The Constitution of Guyana is the republic’s supreme law and spells out the powers and branches of the government. Guyana is governed by three separate, but complementary, branches of Government: The Legislature (National Assembly), the Executive (President, Cabinet and Government Departments) and the Judiciary (Courts). In brief:
- The Legislature (parliament consists of the President and the National Assembly) is the most important branch of the Government that makes the laws, including the highest law in the country, the Constitution. It can also change and amends laws. The President is not a member of the National Assembly but has the power to attend and address the Assembly at any time. The President must assent to a bill passed by the National Assembly before the bill becomes law.
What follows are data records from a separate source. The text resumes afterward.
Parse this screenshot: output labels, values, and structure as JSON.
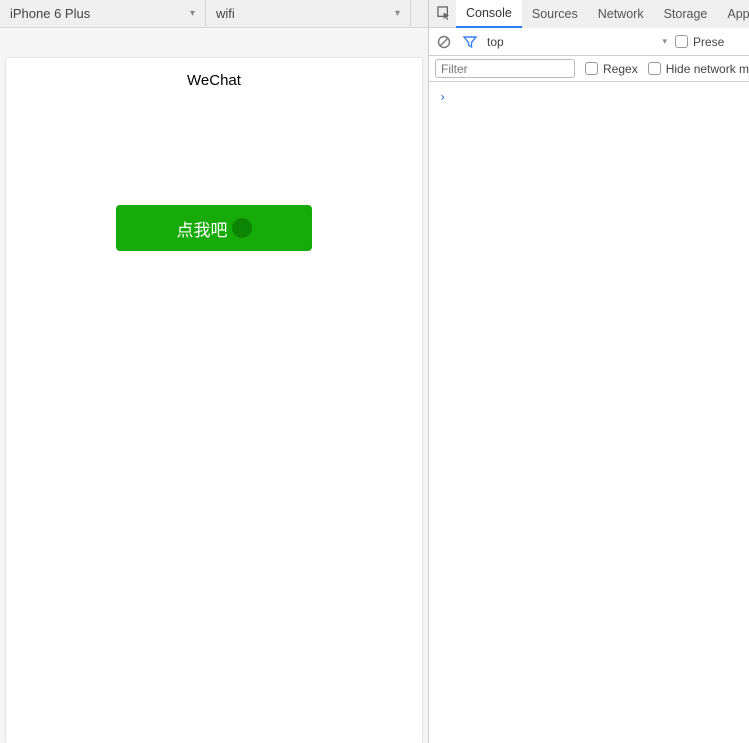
{
  "toolbar": {
    "device": "iPhone 6 Plus",
    "network": "wifi"
  },
  "preview": {
    "title": "WeChat",
    "button_label": "点我吧"
  },
  "devtools": {
    "tabs": [
      "Console",
      "Sources",
      "Network",
      "Storage",
      "AppD"
    ],
    "active_tab": "Console",
    "console": {
      "context": "top",
      "preserve_label": "Prese",
      "filter_placeholder": "Filter",
      "regex_label": "Regex",
      "hide_network_label": "Hide network me",
      "prompt": "›"
    }
  }
}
- The Executive branch governs Guyana. The President is the Head of State, the supreme executive authority and the Commander-in-Chief of the Armed Forces of Guyana. The President appoints the Prime Minister and other Ministers and assigns responsibilities to them. The Cabinet consists of the President, the Prime Minister and other Ministers appointed to it by the President. It aids and advises the President in the general direction and control of the Government.
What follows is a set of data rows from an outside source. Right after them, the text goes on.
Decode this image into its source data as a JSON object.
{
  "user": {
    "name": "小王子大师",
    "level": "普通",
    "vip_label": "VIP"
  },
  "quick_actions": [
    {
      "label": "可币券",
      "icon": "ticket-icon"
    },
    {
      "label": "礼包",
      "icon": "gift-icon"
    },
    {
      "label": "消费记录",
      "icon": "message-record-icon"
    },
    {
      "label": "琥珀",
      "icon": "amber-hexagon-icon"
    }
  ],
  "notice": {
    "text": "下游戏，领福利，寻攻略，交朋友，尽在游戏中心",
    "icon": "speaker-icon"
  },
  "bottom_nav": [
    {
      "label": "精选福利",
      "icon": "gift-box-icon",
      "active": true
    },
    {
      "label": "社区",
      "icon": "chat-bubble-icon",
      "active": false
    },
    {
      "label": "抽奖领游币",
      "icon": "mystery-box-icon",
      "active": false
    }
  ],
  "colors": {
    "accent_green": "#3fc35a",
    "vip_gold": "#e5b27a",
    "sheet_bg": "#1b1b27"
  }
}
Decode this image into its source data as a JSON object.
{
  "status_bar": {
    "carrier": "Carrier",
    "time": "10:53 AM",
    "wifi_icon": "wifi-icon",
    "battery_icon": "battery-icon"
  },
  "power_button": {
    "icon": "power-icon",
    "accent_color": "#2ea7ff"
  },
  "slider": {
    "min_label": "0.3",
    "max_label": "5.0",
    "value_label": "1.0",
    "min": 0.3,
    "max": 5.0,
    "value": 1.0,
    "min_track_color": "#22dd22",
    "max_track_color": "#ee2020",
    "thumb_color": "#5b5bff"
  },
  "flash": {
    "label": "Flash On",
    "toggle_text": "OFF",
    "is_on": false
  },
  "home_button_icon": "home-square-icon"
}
- The Judiciary branch vests its authority in the courts. The courts determine and interpret the law. The courts are independent and impartial and subject only to the Constitution and the law. The Chancellor of the Judiciary is the chief representative of the judicial authority of Guyana. The Supreme Court consists of the Court of Appeal and the High Court.
The power to run the country is divided among the three branches to create a system of checks and balances. Over the years, the Constitution has been amended on several occasions. The constitutional basis for the conduct of the conduct of elections in Guyana since 1964 is by way of a system of proportional representation. According to the Constitution, the President of Guyana is not only the head of government or the head of state, but also the commander-in-chief of the Republic’s armed forces. The Presidency is an elective post where an elected president serves a maximum of two consecutive 5-year terms. In the early post-independence years, the president was elected by the National Assembly and mainly wielded ceremonial powers. However, a 1980 constitutional referendum gave the president executive powers. The President is deputized by the Prime Minister.
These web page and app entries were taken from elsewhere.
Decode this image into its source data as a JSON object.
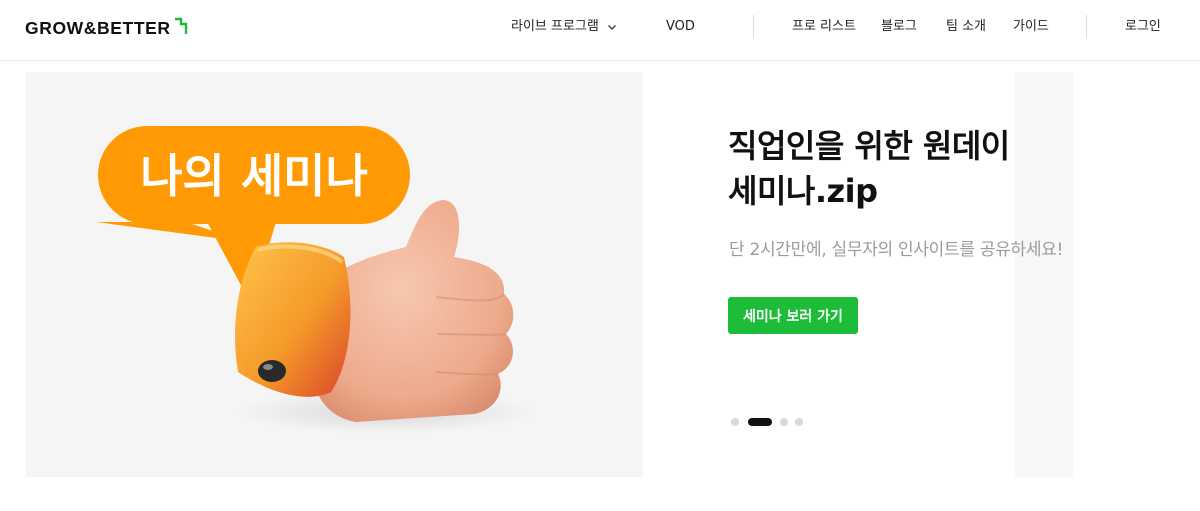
{
  "header": {
    "logo_text": "GROW&BETTER",
    "nav": {
      "live_program": "라이브 프로그램",
      "vod": "VOD",
      "pro_list": "프로 리스트",
      "blog": "블로그",
      "team": "팀 소개",
      "guide": "가이드",
      "login": "로그인"
    }
  },
  "hero": {
    "image_caption": "나의 세미나",
    "title_line1": "직업인을 위한 원데이",
    "title_line2": "세미나.zip",
    "subtitle": "단 2시간만에, 실무자의 인사이트를 공유하세요!",
    "cta_label": "세미나 보러 가기",
    "carousel": {
      "total": 4,
      "active_index": 1
    }
  },
  "colors": {
    "brand_green": "#1dbd3a",
    "bubble_orange": "#ff9a05",
    "text_dark": "#111111",
    "text_muted": "#9b9b9b"
  }
}
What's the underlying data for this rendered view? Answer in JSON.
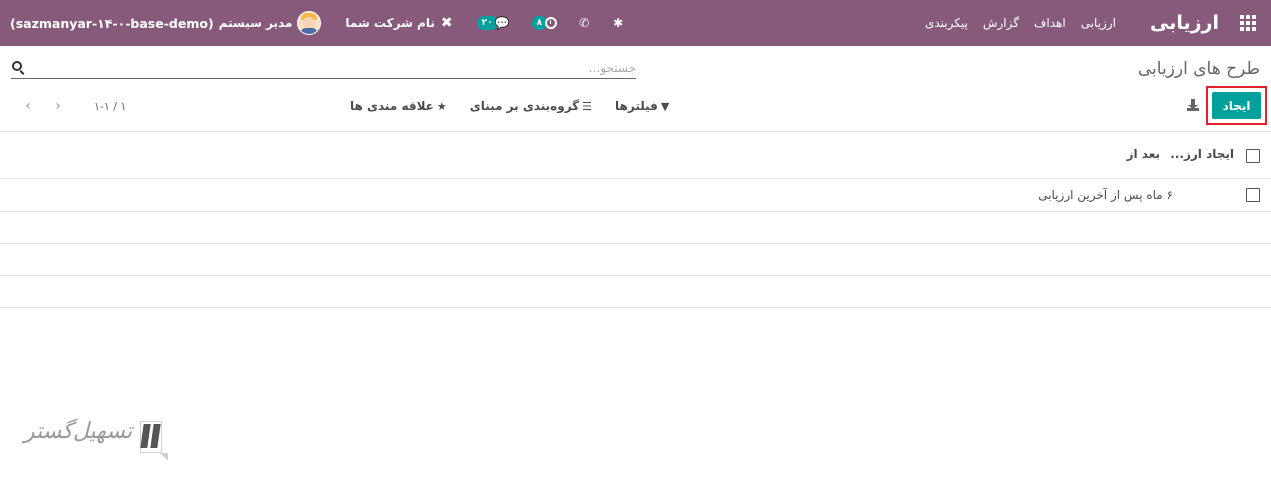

On May 11, 2015, there was a regime change in Guyana, where the A Partnership for National Unity and the Alliance for Change coalition (APNU/AFC), led by President David Granger, won the majority of seats in the sixty-five-member Parliament. The outgoing regime, the People’s Progressive Party/Civic (PPP/C) is the official opposition. The opposition were in power for 23 years (since 1992).
For Further information visit Parliament of Guyana, Branches of Government